Friday, April 10, 2015
Cryokinetics is a rehabilitation tool that combines the application of cold, whether through ice packs, ice massage, or ice bucket, to numb the injured body part and then provide progressive, active exercise. Cryokinetics is the most effective form of cryotherapy for rehabilitating ligament sprains.1 Especially effective for ankle sprains, the technique can be used for any acute musculoskeletal joint injury. Cryokinetics allows rehabilitation to begin much sooner than traditional therapy, and it can shorten rehabilitation time by days or even weeks.1

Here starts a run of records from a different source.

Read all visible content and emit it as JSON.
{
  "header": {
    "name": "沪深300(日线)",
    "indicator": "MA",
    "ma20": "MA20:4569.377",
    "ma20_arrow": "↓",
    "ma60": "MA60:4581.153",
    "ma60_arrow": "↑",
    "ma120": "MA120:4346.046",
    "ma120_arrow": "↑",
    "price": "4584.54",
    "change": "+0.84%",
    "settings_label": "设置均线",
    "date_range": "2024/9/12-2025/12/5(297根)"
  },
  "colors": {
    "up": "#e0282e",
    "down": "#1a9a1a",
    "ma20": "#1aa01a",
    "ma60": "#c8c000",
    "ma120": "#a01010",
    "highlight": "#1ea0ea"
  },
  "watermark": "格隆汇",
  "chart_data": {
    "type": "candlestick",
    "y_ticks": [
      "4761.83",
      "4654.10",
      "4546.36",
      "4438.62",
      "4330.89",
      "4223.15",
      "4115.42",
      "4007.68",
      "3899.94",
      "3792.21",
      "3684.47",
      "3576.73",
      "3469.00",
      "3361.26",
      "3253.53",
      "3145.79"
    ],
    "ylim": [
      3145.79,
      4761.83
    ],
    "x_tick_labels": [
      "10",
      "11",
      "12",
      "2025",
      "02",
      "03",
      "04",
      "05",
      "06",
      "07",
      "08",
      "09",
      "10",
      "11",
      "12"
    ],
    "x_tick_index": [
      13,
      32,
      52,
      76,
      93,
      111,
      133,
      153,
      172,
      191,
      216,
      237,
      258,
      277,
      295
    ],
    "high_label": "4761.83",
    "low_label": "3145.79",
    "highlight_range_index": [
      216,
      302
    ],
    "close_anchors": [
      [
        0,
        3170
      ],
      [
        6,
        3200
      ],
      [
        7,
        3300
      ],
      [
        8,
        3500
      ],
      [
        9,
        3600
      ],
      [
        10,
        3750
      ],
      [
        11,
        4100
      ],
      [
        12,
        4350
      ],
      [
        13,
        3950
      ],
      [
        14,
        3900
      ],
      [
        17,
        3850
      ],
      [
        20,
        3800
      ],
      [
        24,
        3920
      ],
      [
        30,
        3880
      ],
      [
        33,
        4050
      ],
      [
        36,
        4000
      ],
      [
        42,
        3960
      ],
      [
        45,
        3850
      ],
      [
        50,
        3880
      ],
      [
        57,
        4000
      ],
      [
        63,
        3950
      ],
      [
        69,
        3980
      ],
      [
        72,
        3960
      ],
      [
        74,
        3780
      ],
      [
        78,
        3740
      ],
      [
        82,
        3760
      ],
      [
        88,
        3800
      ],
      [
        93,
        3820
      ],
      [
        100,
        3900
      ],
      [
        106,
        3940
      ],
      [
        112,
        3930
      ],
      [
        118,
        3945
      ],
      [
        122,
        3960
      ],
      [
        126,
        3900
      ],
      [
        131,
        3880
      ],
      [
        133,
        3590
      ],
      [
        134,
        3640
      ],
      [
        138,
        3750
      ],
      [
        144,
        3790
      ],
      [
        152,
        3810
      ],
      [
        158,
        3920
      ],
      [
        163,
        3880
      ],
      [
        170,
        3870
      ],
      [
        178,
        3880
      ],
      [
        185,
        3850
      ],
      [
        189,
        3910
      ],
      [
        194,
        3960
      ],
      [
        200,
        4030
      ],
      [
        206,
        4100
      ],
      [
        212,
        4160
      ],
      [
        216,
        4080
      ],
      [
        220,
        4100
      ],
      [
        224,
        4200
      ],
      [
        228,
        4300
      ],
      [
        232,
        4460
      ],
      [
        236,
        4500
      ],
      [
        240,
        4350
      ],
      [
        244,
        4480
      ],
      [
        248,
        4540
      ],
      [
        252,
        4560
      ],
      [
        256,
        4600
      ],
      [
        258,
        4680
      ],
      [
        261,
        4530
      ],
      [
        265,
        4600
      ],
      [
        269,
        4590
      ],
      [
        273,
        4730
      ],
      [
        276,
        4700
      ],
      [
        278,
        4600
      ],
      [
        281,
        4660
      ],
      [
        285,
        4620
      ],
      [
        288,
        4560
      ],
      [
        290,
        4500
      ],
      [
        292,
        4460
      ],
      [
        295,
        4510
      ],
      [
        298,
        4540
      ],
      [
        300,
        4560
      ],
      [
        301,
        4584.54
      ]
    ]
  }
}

Pain-Free Exercise. Pain-free exercise is the key to Cryokinetics. The purpose of cold applications is to reduce pain to make active exercise possible. Unlike local anesthetic injections or pain-numbing drugs, cold does not totally inhibit the body’s ability to sense pain. Cold relieves pain caused from damaged tissue or pressure from swelling on nerves, thereby still allowing active exercise. But if the exercise becomes so vigorous that further damage might result, the body responds with a pain sensation. Pain during numbness indicates the exercise is too intense and the activity level must be decreased.1
Step one of the application of Cryokinetics is by getting the patient mentally prepared for the cold application. An ice bucket is a simple way to apply cold to an ankle injury. One needs to explain to them four sensations they will experience during ice immersion.1
Initial intense pain
Ache or tingling
After immersion for 10-20 minutes, or until the patient is numb, the next step is to begin exercising the area as long as it remains numb. Exercise first needs to start out with range of motion activities or simple strengthening exercises. Once the area starts getting feeling back, the patient will reemerge into the ice until numbness is reached again. This process is repeated 4-5 times during the rehabilitation period. All exercises should be active, progressive, and ultimately pain free.1
1 Knight K and Draper D. Therapeutic Modalities: The Art and Science. Baltimore, MD: Lippincott, Williams, and Wilkins: 2008.